“Farmers across the world are seeing the potato as a way to feed
people with a nutritious food that uses precious resources, such as
The potato has been a major crop in regions of the world such as Europe and North America for many years and it continues to develop in those regions as farmers invest in seed, farm machinery and storage. But some of the most exciting growth is in countries where potatoes have not been so traditionally popular.
Adama is emerging as one of the world’s most important providers of potato crop protection with a strong range of products that allow growers to combat weeds, pests and disease and reduce the risk of resistance to established products. It is well known that Adama is a world leader in patent-free products, but the company is also focusing on developing new products. More than €150 million is spent on research and development every year and potatoes are one of the crops that is benefitting from that investment.
An example of Adama’s practical approach to developing new products is Banjo Forte. It is a late blight control that contains the active substances dimethomorph and fluazinam. Adama’s special formulation means that Banjo Forte can tackle the phytophthora spores that lead to late blight, which is the world’s most damaging potato disease and a disease that can change rapidly and be difficult to control.
When it comes to pests, nematodes are perhaps the most damaging to potato plants. Existing products have had problems with availability and efficacy so Adama has developed Nimitz, a nematicide containing a new active ingredient called fluensulfone. Unlike existing products, Nimitz kills nematodes and leaves their eggs unviable after application, while protecting beneficial and non-target insects.
Adama’s unique business structure means that it can benefit from the best research in established potato markets, but also take advantage of the opportunities in fast-growing new markets. Adama’s Israeli heritage means that it has gained many years of experience in helping growers produce potatoes in hot and dry conditions that require irrigation. With populations in countries and regions such as India and Africa growing rapidly and getting a greater taste for potatoes, this experience is invaluable.

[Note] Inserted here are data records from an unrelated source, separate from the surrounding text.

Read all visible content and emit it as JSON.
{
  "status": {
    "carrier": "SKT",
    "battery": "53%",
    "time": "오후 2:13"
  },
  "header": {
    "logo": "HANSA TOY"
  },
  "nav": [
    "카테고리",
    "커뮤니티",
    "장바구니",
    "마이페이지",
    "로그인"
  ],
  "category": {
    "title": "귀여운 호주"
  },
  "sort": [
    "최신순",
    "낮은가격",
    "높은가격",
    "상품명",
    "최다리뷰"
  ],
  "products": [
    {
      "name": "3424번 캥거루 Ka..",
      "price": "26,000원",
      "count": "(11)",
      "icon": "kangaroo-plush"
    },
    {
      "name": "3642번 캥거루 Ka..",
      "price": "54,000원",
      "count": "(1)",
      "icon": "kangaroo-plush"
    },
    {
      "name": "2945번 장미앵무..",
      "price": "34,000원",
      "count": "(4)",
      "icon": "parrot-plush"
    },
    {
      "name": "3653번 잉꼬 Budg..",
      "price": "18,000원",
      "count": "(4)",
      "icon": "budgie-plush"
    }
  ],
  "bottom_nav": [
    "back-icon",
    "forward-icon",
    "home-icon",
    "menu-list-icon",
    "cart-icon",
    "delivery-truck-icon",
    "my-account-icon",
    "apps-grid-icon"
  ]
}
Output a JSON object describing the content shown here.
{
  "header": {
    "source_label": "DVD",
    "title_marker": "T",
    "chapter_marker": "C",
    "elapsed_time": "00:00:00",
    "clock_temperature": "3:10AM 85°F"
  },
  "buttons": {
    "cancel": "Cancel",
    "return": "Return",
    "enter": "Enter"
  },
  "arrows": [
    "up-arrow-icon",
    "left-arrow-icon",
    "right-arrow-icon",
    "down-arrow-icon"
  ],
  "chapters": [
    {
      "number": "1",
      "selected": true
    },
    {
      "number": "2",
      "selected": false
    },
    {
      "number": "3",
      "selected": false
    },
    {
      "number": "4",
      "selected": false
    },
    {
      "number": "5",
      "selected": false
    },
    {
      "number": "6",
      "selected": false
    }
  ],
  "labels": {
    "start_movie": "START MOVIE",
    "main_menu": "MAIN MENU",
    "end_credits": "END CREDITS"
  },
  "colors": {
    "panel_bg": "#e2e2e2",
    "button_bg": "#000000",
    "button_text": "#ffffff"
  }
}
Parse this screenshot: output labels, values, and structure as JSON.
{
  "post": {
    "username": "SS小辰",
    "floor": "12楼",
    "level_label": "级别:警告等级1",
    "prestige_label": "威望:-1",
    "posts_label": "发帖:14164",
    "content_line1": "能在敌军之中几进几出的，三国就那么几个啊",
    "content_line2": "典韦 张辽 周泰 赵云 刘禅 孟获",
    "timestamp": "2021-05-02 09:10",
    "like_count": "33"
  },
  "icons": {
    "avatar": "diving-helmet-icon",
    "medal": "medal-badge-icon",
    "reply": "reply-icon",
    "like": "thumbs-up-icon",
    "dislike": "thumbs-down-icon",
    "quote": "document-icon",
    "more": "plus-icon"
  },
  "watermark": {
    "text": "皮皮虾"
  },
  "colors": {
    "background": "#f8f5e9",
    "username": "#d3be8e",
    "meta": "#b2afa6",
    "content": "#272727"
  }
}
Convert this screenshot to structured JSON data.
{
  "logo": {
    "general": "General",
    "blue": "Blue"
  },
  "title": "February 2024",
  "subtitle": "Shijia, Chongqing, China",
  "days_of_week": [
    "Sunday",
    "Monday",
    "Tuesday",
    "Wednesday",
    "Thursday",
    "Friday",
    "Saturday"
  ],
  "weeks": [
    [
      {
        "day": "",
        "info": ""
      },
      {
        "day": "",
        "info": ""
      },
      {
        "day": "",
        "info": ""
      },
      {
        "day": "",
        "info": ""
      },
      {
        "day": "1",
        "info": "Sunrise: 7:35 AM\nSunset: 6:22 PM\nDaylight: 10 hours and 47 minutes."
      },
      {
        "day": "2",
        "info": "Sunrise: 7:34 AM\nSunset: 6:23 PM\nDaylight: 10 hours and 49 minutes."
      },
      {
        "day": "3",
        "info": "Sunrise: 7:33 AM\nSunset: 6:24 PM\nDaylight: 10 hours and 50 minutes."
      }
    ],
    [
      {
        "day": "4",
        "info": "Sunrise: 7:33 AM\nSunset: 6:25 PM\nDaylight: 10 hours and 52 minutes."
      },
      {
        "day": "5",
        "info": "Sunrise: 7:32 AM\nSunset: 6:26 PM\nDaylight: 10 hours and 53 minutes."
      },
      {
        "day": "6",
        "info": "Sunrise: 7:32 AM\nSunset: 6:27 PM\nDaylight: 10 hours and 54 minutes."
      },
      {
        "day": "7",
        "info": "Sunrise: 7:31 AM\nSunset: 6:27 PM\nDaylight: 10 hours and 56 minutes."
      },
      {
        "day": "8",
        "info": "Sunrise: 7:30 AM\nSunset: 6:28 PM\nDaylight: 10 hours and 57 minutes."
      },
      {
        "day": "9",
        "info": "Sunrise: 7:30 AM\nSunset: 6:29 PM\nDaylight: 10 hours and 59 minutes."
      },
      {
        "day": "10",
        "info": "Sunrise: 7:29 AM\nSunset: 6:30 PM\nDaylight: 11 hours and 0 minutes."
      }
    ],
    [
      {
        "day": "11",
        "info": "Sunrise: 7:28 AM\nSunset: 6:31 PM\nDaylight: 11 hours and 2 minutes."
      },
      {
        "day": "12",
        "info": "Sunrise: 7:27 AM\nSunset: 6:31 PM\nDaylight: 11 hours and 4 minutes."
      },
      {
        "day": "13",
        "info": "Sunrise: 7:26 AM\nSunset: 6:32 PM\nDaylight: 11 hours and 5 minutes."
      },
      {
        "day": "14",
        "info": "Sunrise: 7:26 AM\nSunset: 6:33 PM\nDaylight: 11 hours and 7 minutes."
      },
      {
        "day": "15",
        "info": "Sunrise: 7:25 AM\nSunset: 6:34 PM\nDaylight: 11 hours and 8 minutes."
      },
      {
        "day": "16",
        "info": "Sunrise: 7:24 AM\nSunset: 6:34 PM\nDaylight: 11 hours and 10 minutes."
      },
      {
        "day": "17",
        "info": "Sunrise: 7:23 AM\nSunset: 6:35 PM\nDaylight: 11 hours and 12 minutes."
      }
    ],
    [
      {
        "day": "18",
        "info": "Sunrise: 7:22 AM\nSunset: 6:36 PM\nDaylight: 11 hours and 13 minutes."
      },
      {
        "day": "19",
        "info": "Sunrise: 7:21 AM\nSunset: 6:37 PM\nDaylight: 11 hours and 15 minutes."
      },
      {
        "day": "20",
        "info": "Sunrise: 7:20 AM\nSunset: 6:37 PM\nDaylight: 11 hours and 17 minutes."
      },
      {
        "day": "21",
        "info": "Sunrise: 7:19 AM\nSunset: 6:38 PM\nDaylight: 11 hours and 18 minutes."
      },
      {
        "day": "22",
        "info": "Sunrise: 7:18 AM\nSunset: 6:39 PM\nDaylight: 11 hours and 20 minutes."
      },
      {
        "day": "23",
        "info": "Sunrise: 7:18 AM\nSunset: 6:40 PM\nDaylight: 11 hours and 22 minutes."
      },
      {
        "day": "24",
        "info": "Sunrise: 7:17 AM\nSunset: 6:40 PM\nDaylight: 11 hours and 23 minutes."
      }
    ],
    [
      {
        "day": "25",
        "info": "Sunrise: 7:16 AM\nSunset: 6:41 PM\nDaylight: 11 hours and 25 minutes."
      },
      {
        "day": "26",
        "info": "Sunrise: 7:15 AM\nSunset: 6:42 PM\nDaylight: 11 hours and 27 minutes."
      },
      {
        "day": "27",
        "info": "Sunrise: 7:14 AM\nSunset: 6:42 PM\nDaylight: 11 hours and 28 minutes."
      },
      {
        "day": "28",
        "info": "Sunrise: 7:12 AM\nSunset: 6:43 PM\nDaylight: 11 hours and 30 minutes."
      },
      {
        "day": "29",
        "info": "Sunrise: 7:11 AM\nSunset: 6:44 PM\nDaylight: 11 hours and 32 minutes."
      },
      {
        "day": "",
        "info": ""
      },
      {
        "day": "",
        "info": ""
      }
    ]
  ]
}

I live in Emmeloord which many call the World Potato City. Many of the Dutch potato breeding programmes are based in the area and, with Dutch seed potato exports at nearly 900,000 tonnes a year, many of these potatoes are sent around the world. Adama works closely with local seed breeders to develop its products and ensure they work as effectively as possible.
These established centres of excellence are now complemented by research and development and manufacturing bases in China and India. Adama’s part-ownership by ChemChina means that it has access to unique active ingredients that will play an important role in protecting potatoes across the world.
There is an exciting future for potatoes and Adama has an important role in that future as it combines its unique position of knowledge and experience in established markets with its growing presence in fast-growing developing markets.”